How many of our 1000 customers will buy it? IF more than 200, put it in the product pipeline. IF less, refer to ROI calculation.
The pieces of the puzzle that needed solving were algebraic. Write down the formula and solve. Very straight forward, very “simple”.
You still need to do the above:
But starting a business means you also need to EXECUTE the outcome of the above analysis, not identify who should do it
The number of factors that can go into a market identification model are mind numbing in themselves. The ROI of new company needs to be balanced against the ramp up time for the product and adoption rate of a new brand, new idea, new processes, and new people.
Before starting MyJibe I was weighing the option of pursuing my MBA. I believed that pursuing an MBA would help me find more formulas, more tricks for a balance sheet, or more people to network with. While I readily admit that I am in need of an expanded toolset for building and managing businesses I think I made the right decision for me, start a business.
The last 3 months have been an education. That is what has made it so difficult and so rewarding. I have a predisposition for only soaking up new knowledge through experience. I really never understood physics and calculus until I programmed my first 3D world, I never really understood music until I played on stage and I know I didn’t really comprehend business when I was playing “find the right formula”. Business is in the everyday monotony of life; what can I do or provide that creates value for you? what concerns you? what concerns me?
Will I go get my MBA one day? maybe
Will I regret not getting it today? definitely not
After recently quitting my job to become a full time “entrepreneur” I was sent a picture that was taken by former colleagues. It came with a sub-title that read ” …. devised a plan to lure you back”.
I know I was not supposed to get all philosophical about the meaning of the picture or conjure up any analogies, but I couldn’t help it. I started thinking about the simplicity of the meaning: we can lure someone in with something they need and/or want.
I started thinking “what do I personally put in that box to ‘lure’ service from companies?” [Reframed] “What am I providing that gives incentive to businesses to provide their service to me?” Time for transparency; this scared me. I recently quit a great job in order to start a new company and had yet to really think through this fundamental exchange with customers: consumers provide X and companies find it valuable enough to return in kind with Y (in goods or services).
Common case. A customer puts money out and businesses provide services in exchange for it.
[ Ex: Google, Pandora.com ]
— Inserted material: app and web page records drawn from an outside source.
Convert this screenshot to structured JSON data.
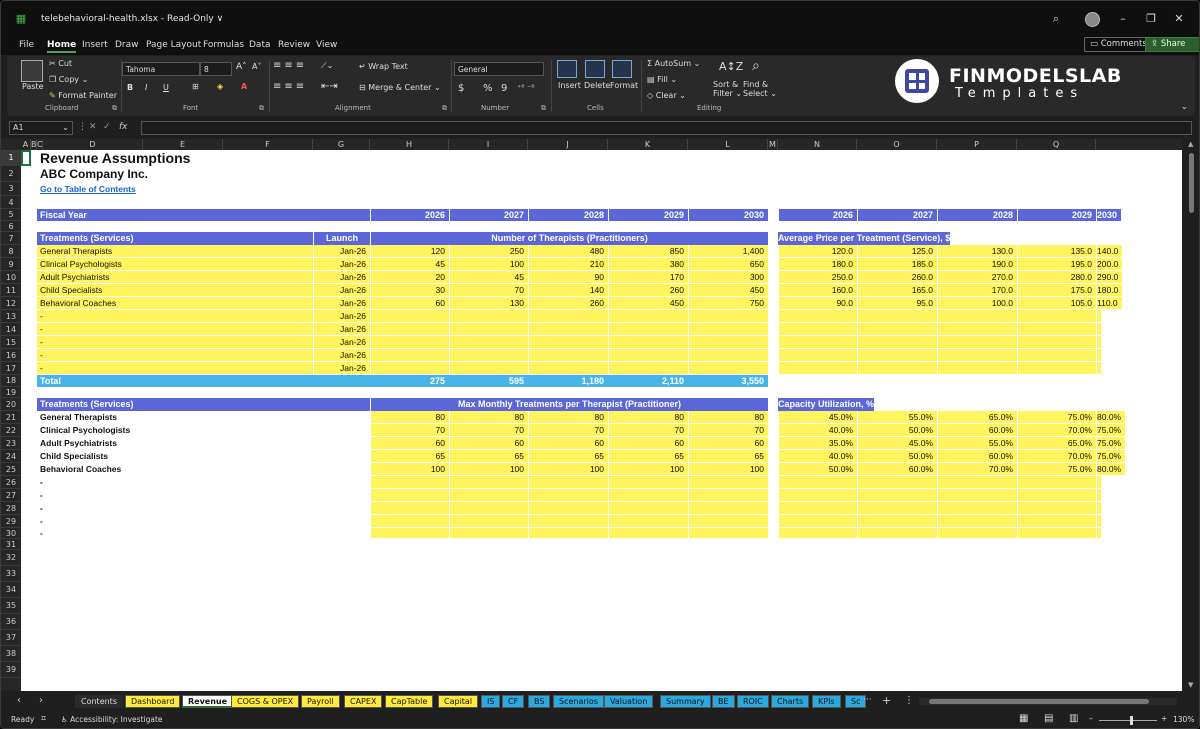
{
  "window": {
    "title": "telebehavioral-health.xlsx  -  Read-Only",
    "chevron": "∨"
  },
  "menu": [
    "File",
    "Home",
    "Insert",
    "Draw",
    "Page Layout",
    "Formulas",
    "Data",
    "Review",
    "View"
  ],
  "menu_right": {
    "comments": "Comments",
    "share": "Share"
  },
  "ribbon": {
    "clipboard": {
      "paste": "Paste",
      "cut": "Cut",
      "copy": "Copy",
      "format_painter": "Format Painter",
      "label": "Clipboard"
    },
    "font": {
      "name": "Tahoma",
      "size": "8",
      "bold": "B",
      "italic": "I",
      "underline": "U",
      "label": "Font"
    },
    "alignment": {
      "wrap": "Wrap Text",
      "merge": "Merge & Center",
      "label": "Alignment"
    },
    "number": {
      "format": "General",
      "currency": "$",
      "percent": "%",
      "comma": "9",
      "label": "Number"
    },
    "cells": {
      "insert": "Insert",
      "delete": "Delete",
      "format": "Format",
      "label": "Cells"
    },
    "editing": {
      "autosum": "AutoSum",
      "fill": "Fill",
      "clear": "Clear",
      "sort1": "Sort &",
      "sort2": "Filter",
      "find1": "Find &",
      "find2": "Select",
      "label": "Editing"
    },
    "logo": {
      "line1": "FINMODELSLAB",
      "line2": "Templates"
    }
  },
  "formula_bar": {
    "name_box": "A1",
    "fx": "fx"
  },
  "columns": [
    "A",
    "B",
    "C",
    "D",
    "E",
    "F",
    "G",
    "H",
    "I",
    "J",
    "K",
    "L",
    "M",
    "N",
    "O",
    "P",
    "Q"
  ],
  "rows": [
    "1",
    "2",
    "3",
    "4",
    "5",
    "6",
    "7",
    "8",
    "9",
    "10",
    "11",
    "12",
    "13",
    "14",
    "15",
    "16",
    "17",
    "18",
    "19",
    "20",
    "21",
    "22",
    "23",
    "24",
    "25",
    "26",
    "27",
    "28",
    "29",
    "30",
    "31",
    "32",
    "33",
    "34",
    "35",
    "36",
    "37",
    "38",
    "39"
  ],
  "sheet": {
    "title": "Revenue Assumptions",
    "company": "ABC Company Inc.",
    "toc_link": "Go to Table of Contents",
    "fiscal_year_label": "Fiscal Year",
    "years": [
      "2026",
      "2027",
      "2028",
      "2029",
      "2030"
    ],
    "t1_header": "Treatments (Services)",
    "launch_header": "Launch",
    "therapists_header": "Number of Therapists (Practitioners)",
    "price_header": "Average Price per Treatment (Service), $",
    "t1_rows": [
      {
        "name": "General Therapists",
        "launch": "Jan-26",
        "therapists": [
          "120",
          "250",
          "480",
          "850",
          "1,400"
        ],
        "price": [
          "120.0",
          "125.0",
          "130.0",
          "135.0",
          "140.0"
        ]
      },
      {
        "name": "Clinical Psychologists",
        "launch": "Jan-26",
        "therapists": [
          "45",
          "100",
          "210",
          "380",
          "650"
        ],
        "price": [
          "180.0",
          "185.0",
          "190.0",
          "195.0",
          "200.0"
        ]
      },
      {
        "name": "Adult Psychiatrists",
        "launch": "Jan-26",
        "therapists": [
          "20",
          "45",
          "90",
          "170",
          "300"
        ],
        "price": [
          "250.0",
          "260.0",
          "270.0",
          "280.0",
          "290.0"
        ]
      },
      {
        "name": "Child Specialists",
        "launch": "Jan-26",
        "therapists": [
          "30",
          "70",
          "140",
          "260",
          "450"
        ],
        "price": [
          "160.0",
          "165.0",
          "170.0",
          "175.0",
          "180.0"
        ]
      },
      {
        "name": "Behavioral Coaches",
        "launch": "Jan-26",
        "therapists": [
          "60",
          "130",
          "260",
          "450",
          "750"
        ],
        "price": [
          "90.0",
          "95.0",
          "100.0",
          "105.0",
          "110.0"
        ]
      },
      {
        "name": "-",
        "launch": "Jan-26",
        "therapists": [
          "",
          "",
          "",
          "",
          ""
        ],
        "price": [
          "",
          "",
          "",
          "",
          ""
        ]
      },
      {
        "name": "-",
        "launch": "Jan-26",
        "therapists": [
          "",
          "",
          "",
          "",
          ""
        ],
        "price": [
          "",
          "",
          "",
          "",
          ""
        ]
      },
      {
        "name": "-",
        "launch": "Jan-26",
        "therapists": [
          "",
          "",
          "",
          "",
          ""
        ],
        "price": [
          "",
          "",
          "",
          "",
          ""
        ]
      },
      {
        "name": "-",
        "launch": "Jan-26",
        "therapists": [
          "",
          "",
          "",
          "",
          ""
        ],
        "price": [
          "",
          "",
          "",
          "",
          ""
        ]
      },
      {
        "name": "-",
        "launch": "Jan-26",
        "therapists": [
          "",
          "",
          "",
          "",
          ""
        ],
        "price": [
          "",
          "",
          "",
          "",
          ""
        ]
      }
    ],
    "total_label": "Total",
    "totals": [
      "275",
      "595",
      "1,180",
      "2,110",
      "3,550"
    ],
    "t2_header": "Treatments (Services)",
    "max_header": "Max Monthly Treatments per Therapist (Practitioner)",
    "cap_header": "Capacity Utilization, %",
    "t2_rows": [
      {
        "name": "General Therapists",
        "max": [
          "80",
          "80",
          "80",
          "80",
          "80"
        ],
        "cap": [
          "45.0%",
          "55.0%",
          "65.0%",
          "75.0%",
          "80.0%"
        ]
      },
      {
        "name": "Clinical Psychologists",
        "max": [
          "70",
          "70",
          "70",
          "70",
          "70"
        ],
        "cap": [
          "40.0%",
          "50.0%",
          "60.0%",
          "70.0%",
          "75.0%"
        ]
      },
      {
        "name": "Adult Psychiatrists",
        "max": [
          "60",
          "60",
          "60",
          "60",
          "60"
        ],
        "cap": [
          "35.0%",
          "45.0%",
          "55.0%",
          "65.0%",
          "75.0%"
        ]
      },
      {
        "name": "Child Specialists",
        "max": [
          "65",
          "65",
          "65",
          "65",
          "65"
        ],
        "cap": [
          "40.0%",
          "50.0%",
          "60.0%",
          "70.0%",
          "75.0%"
        ]
      },
      {
        "name": "Behavioral Coaches",
        "max": [
          "100",
          "100",
          "100",
          "100",
          "100"
        ],
        "cap": [
          "50.0%",
          "60.0%",
          "70.0%",
          "75.0%",
          "80.0%"
        ]
      },
      {
        "name": "-",
        "max": [
          "",
          "",
          "",
          "",
          ""
        ],
        "cap": [
          "",
          "",
          "",
          "",
          ""
        ]
      },
      {
        "name": "-",
        "max": [
          "",
          "",
          "",
          "",
          ""
        ],
        "cap": [
          "",
          "",
          "",
          "",
          ""
        ]
      },
      {
        "name": "-",
        "max": [
          "",
          "",
          "",
          "",
          ""
        ],
        "cap": [
          "",
          "",
          "",
          "",
          ""
        ]
      },
      {
        "name": "-",
        "max": [
          "",
          "",
          "",
          "",
          ""
        ],
        "cap": [
          "",
          "",
          "",
          "",
          ""
        ]
      },
      {
        "name": "-",
        "max": [
          "",
          "",
          "",
          "",
          ""
        ],
        "cap": [
          "",
          "",
          "",
          "",
          ""
        ]
      }
    ]
  },
  "tabs": [
    {
      "label": "Contents",
      "style": "w"
    },
    {
      "label": "Dashboard",
      "style": "y"
    },
    {
      "label": "Revenue",
      "style": "active"
    },
    {
      "label": "COGS & OPEX",
      "style": "y"
    },
    {
      "label": "Payroll",
      "style": "y"
    },
    {
      "label": "CAPEX",
      "style": "y"
    },
    {
      "label": "CapTable",
      "style": "y"
    },
    {
      "label": "Capital",
      "style": "y"
    },
    {
      "label": "IS",
      "style": "b"
    },
    {
      "label": "CF",
      "style": "b"
    },
    {
      "label": "BS",
      "style": "b"
    },
    {
      "label": "Scenarios",
      "style": "b"
    },
    {
      "label": "Valuation",
      "style": "b"
    },
    {
      "label": "Summary",
      "style": "b"
    },
    {
      "label": "BE",
      "style": "b"
    },
    {
      "label": "ROIC",
      "style": "b"
    },
    {
      "label": "Charts",
      "style": "b"
    },
    {
      "label": "KPIs",
      "style": "b"
    },
    {
      "label": "Sc",
      "style": "b"
    }
  ],
  "status": {
    "ready": "Ready",
    "accessibility": "Accessibility: Investigate",
    "zoom": "130%"
  }
}
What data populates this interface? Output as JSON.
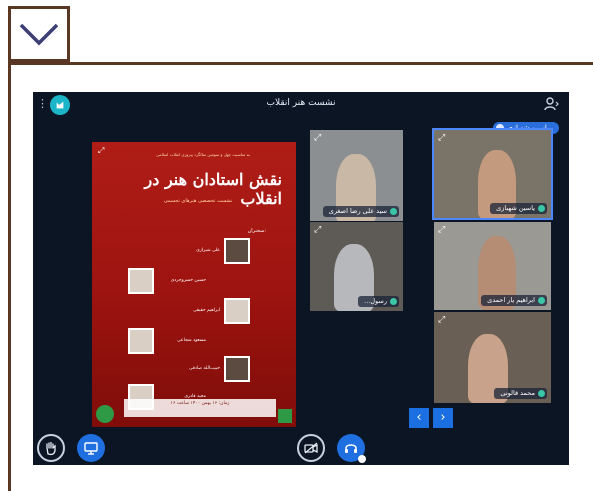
{
  "window": {
    "title": "نشست هنر انقلاب"
  },
  "poster": {
    "header_text": "به مناسبت چهل و سومین سالگرد پیروزی انقلاب اسلامی",
    "title": "نقش استادان هنر در انقلاب",
    "subtitle": "نشست تخصصی هنرهای تجسمی",
    "section_label": "سخنران:",
    "speakers": [
      {
        "name": "علی شیرازی"
      },
      {
        "name": "حسین خسروجردی"
      },
      {
        "name": "ابراهیم حقیقی"
      },
      {
        "name": "مسعود شجاعی"
      },
      {
        "name": "حبیب‌الله صادقی"
      },
      {
        "name": "مجید قادری"
      }
    ],
    "footer_text": "زمان: ۱۶ بهمن ۱۴۰۰ ساعت ۱۶"
  },
  "participants": [
    {
      "name": "سید علی رضا اصغری",
      "active": false
    },
    {
      "name": "یاسین شهبازی",
      "active": true
    },
    {
      "name": "...رسول",
      "active": false
    },
    {
      "name": "ابراهیم یار احمدی",
      "active": false
    },
    {
      "name": "محمد قالونی",
      "active": false
    }
  ],
  "active_speaker": "یاسین شهبازی",
  "controls": {
    "nav_prev": "‹",
    "nav_next": "›"
  },
  "icons": {
    "toggle": "chevron-down-icon",
    "app_logo": "app-logo-icon",
    "user": "user-icon",
    "raise_hand": "hand-icon",
    "screen_share": "monitor-icon",
    "camera": "video-camera-icon",
    "audio": "headphones-icon"
  },
  "colors": {
    "frame": "#5a3722",
    "screen_bg": "#0c1524",
    "accent_blue": "#1f6fe0",
    "logo_teal": "#1cb5c8",
    "poster_red": "#b01d17"
  }
}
A customer looks at advertisements, or provides opinions, or simply exists in an area and thus the company can sell that advertising space, opinion or presence to other companies for ……. money. In return the customer gets the advantage of the service .. (without direct cost)
[ Ex: PriceGrabber.com ]
A customer uses a program and/or service that is offered as “free”, but the company has to “keep the lights on”. Data is aggregated, at times anonymized and sold to other users/services for …… money. In some businesses this is considered a viable model of sustainability.
This may be a confusing analogy, but I believe that we (as consumers) have a significant amount of power in how we “vote” with our resources. We choose to pay money or provide time or provide opinion or provide audience or provide data; and in turn we utilize the services of companies and organizations. The key here is that we get to choose how we “pay” for our goods and services. We are empowered and we have choices.
So, here I stand on the precipice of launching a new company and a simple picture (sent as a joke) has me questioning the fundamental underpinnings of the web application software world. What works? What sustains? What am I willing to put under that box to attract goods and services? I think we should all ask that question more often in our increasingly connected world.